Chronic esophageal inflammation can lead to the following symptoms over time:
- Esophageal stricture : It is a condition in which the esophagus narrows. Scar tissue forms when stomach acid damages the lower esophagus. The scar tissue narrows the food channel, causing swallowing difficulties.
- Esophageal ulcer : It is an esophageal sore that hasn't healed. Stomach acid can eat away at esophageal tissue, resulting in an open sore. Bleeding, pain and difficulty swallowing are all symptoms of an esophageal ulcer.
- Barrett's esophagus : It is a precancerous alteration in the esophagus. Acid damage can lead to abnormalities in the tissue that lines the lower esophagus. These modifications have been linked to a higher risk of esophageal cancer.
Diagnosis of GERD
Based on a physical examination and a history of your signs and symptoms, your doctor may be able to diagnose GERD. Your doctor may suggest the following tests to confirm a diagnosis of GERD or to check for complications:
- Endoscopy of the upper intestine : A thin, flexible tube with a light and camera (endoscope) is inserted down your throat by your doctor to inspect the inside of your esophagus and stomach. When reflux is present, test results may be normal, but an endoscopy may reveal esophagitis (inflammation of the esophagus) or other consequences. An endoscopy can also be used to take a biopsy of the tissue to check for issues like Barrett's esophagus.

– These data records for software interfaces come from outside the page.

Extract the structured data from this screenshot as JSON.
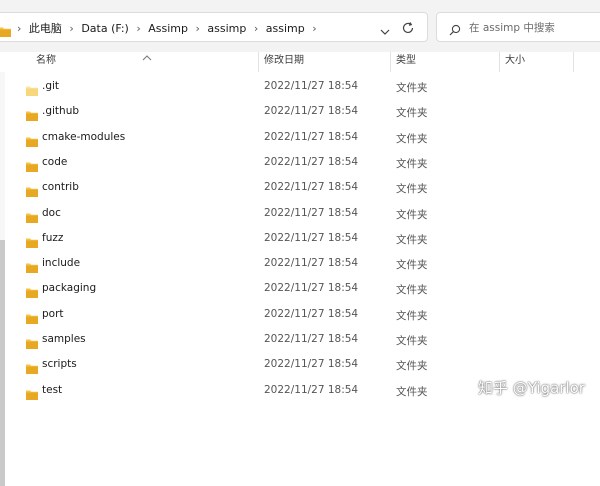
{
  "breadcrumb": [
    "此电脑",
    "Data (F:)",
    "Assimp",
    "assimp",
    "assimp"
  ],
  "search": {
    "placeholder": "在 assimp 中搜索"
  },
  "columns": {
    "name": "名称",
    "date": "修改日期",
    "type": "类型",
    "size": "大小"
  },
  "files": [
    {
      "name": ".git",
      "date": "2022/11/27 18:54",
      "type": "文件夹"
    },
    {
      "name": ".github",
      "date": "2022/11/27 18:54",
      "type": "文件夹"
    },
    {
      "name": "cmake-modules",
      "date": "2022/11/27 18:54",
      "type": "文件夹"
    },
    {
      "name": "code",
      "date": "2022/11/27 18:54",
      "type": "文件夹"
    },
    {
      "name": "contrib",
      "date": "2022/11/27 18:54",
      "type": "文件夹"
    },
    {
      "name": "doc",
      "date": "2022/11/27 18:54",
      "type": "文件夹"
    },
    {
      "name": "fuzz",
      "date": "2022/11/27 18:54",
      "type": "文件夹"
    },
    {
      "name": "include",
      "date": "2022/11/27 18:54",
      "type": "文件夹"
    },
    {
      "name": "packaging",
      "date": "2022/11/27 18:54",
      "type": "文件夹"
    },
    {
      "name": "port",
      "date": "2022/11/27 18:54",
      "type": "文件夹"
    },
    {
      "name": "samples",
      "date": "2022/11/27 18:54",
      "type": "文件夹"
    },
    {
      "name": "scripts",
      "date": "2022/11/27 18:54",
      "type": "文件夹"
    },
    {
      "name": "test",
      "date": "2022/11/27 18:54",
      "type": "文件夹"
    }
  ],
  "watermark": "知乎 @Yigarlor",
  "colors": {
    "folder": "#f8c246",
    "folder_dark": "#e7a823"
  }
}
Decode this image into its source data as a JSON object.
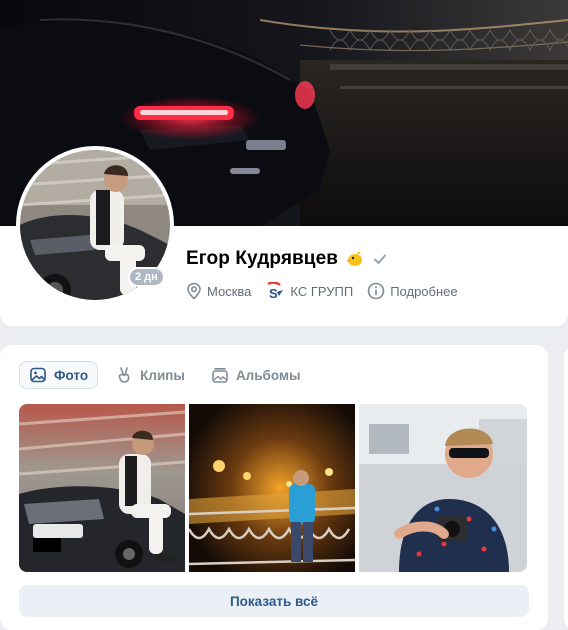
{
  "profile": {
    "name": "Егор Кудрявцев",
    "online_badge": "2 дн",
    "city": "Москва",
    "company": "КС ГРУПП",
    "more_label": "Подробнее"
  },
  "icons": {
    "emoji_status": "chick-icon",
    "verified": "checkmark-icon",
    "location": "location-pin-icon",
    "company": "company-logo-icon",
    "info": "info-icon",
    "photo_tab": "image-icon",
    "clips_tab": "clip-hand-icon",
    "albums_tab": "album-icon"
  },
  "photos_section": {
    "tabs": [
      {
        "label": "Фото"
      },
      {
        "label": "Клипы"
      },
      {
        "label": "Альбомы"
      }
    ],
    "show_all_label": "Показать всё"
  },
  "colors": {
    "accent": "#2d5a8a",
    "secondary_text": "#626d7a",
    "page_bg": "#ebedf0"
  }
}
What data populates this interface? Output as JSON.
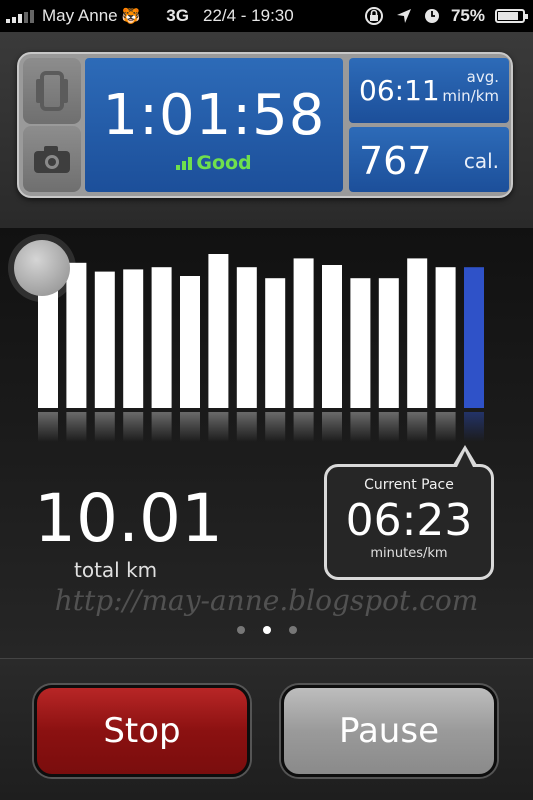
{
  "status_bar": {
    "carrier": "May Anne",
    "carrier_emoji": "🐯",
    "network": "3G",
    "datetime": "22/4 - 19:30",
    "battery_percent": "75%",
    "battery_level": 0.75,
    "icons": [
      "rotation-lock-icon",
      "location-arrow-icon",
      "alarm-clock-icon"
    ]
  },
  "header": {
    "duration": "1:01:58",
    "gps_status": "Good",
    "avg_pace": {
      "value": "06:11",
      "unit_line1": "avg.",
      "unit_line2": "min/km"
    },
    "calories": {
      "value": "767",
      "unit": "cal."
    },
    "buttons": [
      "screen-lock-icon",
      "camera-icon"
    ]
  },
  "chart_data": {
    "type": "bar",
    "series": [
      {
        "values": [
          0.63,
          0.66,
          0.62,
          0.63,
          0.64,
          0.6,
          0.7,
          0.64,
          0.59,
          0.68,
          0.65,
          0.59,
          0.59,
          0.68,
          0.64,
          0.64
        ]
      }
    ],
    "highlight_index": 15,
    "colors": {
      "bar": "#ffffff",
      "highlight": "#2f52c8"
    }
  },
  "stats": {
    "total_distance": "10.01",
    "total_label": "total km",
    "current_pace_title": "Current Pace",
    "current_pace": "06:23",
    "current_pace_unit": "minutes/km"
  },
  "watermark": "http://may-anne.blogspot.com",
  "page_indicator": {
    "count": 3,
    "active": 2
  },
  "actions": {
    "stop_label": "Stop",
    "pause_label": "Pause"
  },
  "colors": {
    "panel_blue": "#2d6bb8",
    "gps_green": "#6fe04d",
    "stop_red": "#b82626",
    "pause_gray": "#a6a6a6"
  }
}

- Ambulatory acid pH probe test : A monitor is inserted into your esophagus to determine when and how long stomach acid regurgitates. The display is connected to a little computer that you carry around your waist or over your shoulder with a strap. A tiny, flexible tube (catheter) put through your nose into your esophagus, or a clip placed in your esophagus during endoscopy and passed into your stool after about two days, could be used as a monitor.
- Manometry of the esophagus : When you swallow, this test monitors the rhythmic muscular contractions in your esophagus. The coordination and force exerted by the muscles of your esophagus are also measured using esophageal manometry.
Treatment of GERD
Your doctor would most likely advise you to start with lifestyle changes and over-the-counter drugs. If you don't feel better after a few weeks, your doctor may prescribe medication or suggest surgery. Certain medications such as antacids are prescribed for treating GERD and its symptoms. If medications do not show any result then after seeing your condition doctor will advise surgeries in very rare cases.